Let's look at the groups in detail:
Rafael Nadal: Even if he's the No. 1 player in the world, the Spaniard won't be the main favorite this year. He hasn't played a single tournament since the Asian leg of the tour. He withdrew in Paris because of the start of left shoulder tendonitis. Adding to this that the surface here is one of the least suited to him -- his results in indoor events are way less impressive than in outdoor events -- and it doesn't look good for Rafa. And let's not forget that his main weapon, the desire of winning that allows him to display all his abilities, is already turned towards the Australian Open. Anyway, he's battling in a group totally manageable for him and we all know how he hates losing. Furthermore, if he's able to get back-to-back wins, he'll be obviously become a threat for the title. Despite all of that, I don't put him on top of my list.
Novak Djokovic: Even if the Serbian is undoubtedly one of the stronger players of this latter half of the season and even if the surface suits him, he has clearly stated that both his heart and mind are focused on the Davis Cup final in a few weeks. He'll remain a serious contender, but people shouldn't expect too much from him this week because he'll be without his warrior mindset, which makes him most dangerous when motivated.
Tomas Berdych: The situation is vastly different for the big Czech than it was when he took to the court in the Wimbledon final. It can only be noticed that since that event his results look more like the ones of a top 50 player rather than a Grand Slam finalist. He tried to explain it some days ago, fully aware that his results demanded an explanation. In his opinion, he experienced issues about being thought of as a clear favorite after reaching the semifinal at the French Open and then the final in London. So, this week Tomas will be focused but his lack of confidence over the past few months should prevent him from going very far.
Andy Roddick: Andy isn't the same player anymore compared to some years ago. His results aren't consistent enough and he was weak at the majors. His best showing was making the quarters at the Australian. He showed great things in March with a more complete, varied game. His fitness was at its best too. He lost a lot of weight and seemed so eager to win. He made the final in Indian Wells and won in Miami. Since then, he's had some ups but mainly a lot of lows. He gained weight back and I've been really surprised to see how he struggles on his serve. Even if he's not complaining about it, I think he may have shoulder pain, so he's only giving his all when it's really needed and when his body allows him to. The American, who should get advantage with his serve indoors, won't be one of the main contenders at all.
In a group containing both out of shape players and players with other things in their heads, we're wondering who's going to take advantage of this: the not-really-motivated-but-in-shape ones or the motivated-ones-without-much-confidence.

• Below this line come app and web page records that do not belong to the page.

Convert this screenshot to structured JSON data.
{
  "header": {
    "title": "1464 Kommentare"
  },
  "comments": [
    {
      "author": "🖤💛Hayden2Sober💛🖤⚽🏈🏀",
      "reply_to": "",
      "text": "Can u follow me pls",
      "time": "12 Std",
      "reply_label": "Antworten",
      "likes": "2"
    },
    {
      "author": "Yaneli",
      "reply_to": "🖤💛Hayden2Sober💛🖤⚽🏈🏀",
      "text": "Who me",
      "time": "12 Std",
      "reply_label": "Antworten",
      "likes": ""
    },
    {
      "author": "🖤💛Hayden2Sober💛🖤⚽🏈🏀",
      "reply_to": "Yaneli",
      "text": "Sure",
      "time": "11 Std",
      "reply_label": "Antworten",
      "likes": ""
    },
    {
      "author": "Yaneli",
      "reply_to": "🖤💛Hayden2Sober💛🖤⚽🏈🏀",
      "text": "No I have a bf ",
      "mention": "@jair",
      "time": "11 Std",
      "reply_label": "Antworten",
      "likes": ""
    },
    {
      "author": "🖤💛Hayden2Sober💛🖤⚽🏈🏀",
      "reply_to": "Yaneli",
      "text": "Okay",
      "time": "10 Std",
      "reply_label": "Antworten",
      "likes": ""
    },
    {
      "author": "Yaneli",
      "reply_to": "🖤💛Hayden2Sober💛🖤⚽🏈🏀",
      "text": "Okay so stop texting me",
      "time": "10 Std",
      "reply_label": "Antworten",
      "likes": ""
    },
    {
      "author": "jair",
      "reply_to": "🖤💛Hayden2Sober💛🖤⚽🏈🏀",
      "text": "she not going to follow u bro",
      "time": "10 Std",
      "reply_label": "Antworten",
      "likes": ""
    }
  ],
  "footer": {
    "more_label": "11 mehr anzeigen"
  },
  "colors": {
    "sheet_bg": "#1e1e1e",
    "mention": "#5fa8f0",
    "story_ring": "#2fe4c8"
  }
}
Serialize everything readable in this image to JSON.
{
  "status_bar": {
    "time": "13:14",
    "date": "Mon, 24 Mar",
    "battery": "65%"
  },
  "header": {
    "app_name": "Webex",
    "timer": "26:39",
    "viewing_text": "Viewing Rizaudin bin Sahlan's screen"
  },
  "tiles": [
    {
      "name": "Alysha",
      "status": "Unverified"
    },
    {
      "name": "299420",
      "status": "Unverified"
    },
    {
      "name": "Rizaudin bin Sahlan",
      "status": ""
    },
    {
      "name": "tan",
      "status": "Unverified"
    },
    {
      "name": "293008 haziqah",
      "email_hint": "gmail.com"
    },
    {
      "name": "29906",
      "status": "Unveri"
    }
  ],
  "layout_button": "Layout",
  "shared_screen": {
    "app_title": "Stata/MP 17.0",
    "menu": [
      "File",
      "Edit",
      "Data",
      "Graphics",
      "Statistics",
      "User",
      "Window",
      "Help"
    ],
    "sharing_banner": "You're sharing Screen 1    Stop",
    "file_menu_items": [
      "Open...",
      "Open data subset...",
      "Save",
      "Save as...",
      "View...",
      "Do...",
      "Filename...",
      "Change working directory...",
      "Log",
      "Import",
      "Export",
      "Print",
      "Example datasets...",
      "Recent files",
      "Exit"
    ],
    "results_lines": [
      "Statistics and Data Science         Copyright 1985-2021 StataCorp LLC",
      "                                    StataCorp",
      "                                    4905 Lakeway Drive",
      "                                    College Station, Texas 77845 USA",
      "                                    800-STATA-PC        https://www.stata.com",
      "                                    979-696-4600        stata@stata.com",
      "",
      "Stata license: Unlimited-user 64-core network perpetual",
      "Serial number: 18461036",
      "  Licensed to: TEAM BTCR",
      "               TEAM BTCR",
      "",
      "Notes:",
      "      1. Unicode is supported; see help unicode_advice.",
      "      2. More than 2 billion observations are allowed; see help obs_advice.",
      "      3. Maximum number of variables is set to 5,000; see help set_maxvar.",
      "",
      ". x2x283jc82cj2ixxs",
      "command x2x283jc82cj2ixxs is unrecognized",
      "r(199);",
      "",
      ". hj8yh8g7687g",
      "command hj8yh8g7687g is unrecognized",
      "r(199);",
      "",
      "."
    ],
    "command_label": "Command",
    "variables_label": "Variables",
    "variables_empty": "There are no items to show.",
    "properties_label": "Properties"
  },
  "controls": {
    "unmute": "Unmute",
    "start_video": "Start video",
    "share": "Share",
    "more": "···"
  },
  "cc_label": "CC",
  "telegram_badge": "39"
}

Group BRoger Federer: The Swiss is one of the two main favorites for the title. Since his failures at the French Open and Wimbledon were proof of a disappointing season for the former No. 1, Roger decided to react. Hiring Paul Annacone has showed how determined he was to come back to the top. Since then, Federer has been transformed into an offensive player. Since the Asian tournaments he knows that his main rival, Rafael Nadal, is relaxing a bit and the window is open. The opportunity to gain lots of confidence, to play lots of matches in order to start the new season with the highest goals are here. He's going far more for the net now, the game he displayed at the start of his career but put away several years ago. He needs to find his volley game back because it's an obvious weapon to defeat Nadal. The indoor surface is also perfectly suited to his game, so there are many things that lead me to think he'll make his way to the final.
Robin Soderling: Robin has just won the Masters 1000 of Paris-Bercy. He's improving again and reached the top four this week. The Swedish player would have had a huge chance to reach the semifinals in London if he hadn't been set with Andy Murray and Federer. Even with his new improved game, he's still not able to move well enough in order to beat those players. Always dangerous when he's the aggressive one, he's way more fragile when faced with players who can play very fast and who are able to read his serve. His second serves are also a good option to attack him.
Andy Murray: Here comes the second big favorite of the week. The Scotsman is playing at home in front of a devoted crowd. We know that the worst enemy of Andy is being stuck in a bad mood when things don't go as he wants them to. This "weakness" shouldn't be an issue in London because he'll be cheered on by the public, which will help him get through his frustration. As far as the game is concerned, Murray is capable of the best and the worst. Motivated and inspired, he can shine like in Toronto where he won against Federer and Nadal by playing in an amazing way. But we've also seen him sinking at the US Open against Wawrinka or for the six months after his loss in the Melbourne final. He's relying on desire and emotion. This week he'll be over-motivated and in a positive state of mind, so he'll be dangerous.
David Ferrer: The Spaniard will be the second victim of this group. This model player, always motivated, always fighting, is coming back at the top this year and the best players can lose against him when they're not at their best. But indoor and with Federer and Murray, his chances are really slim.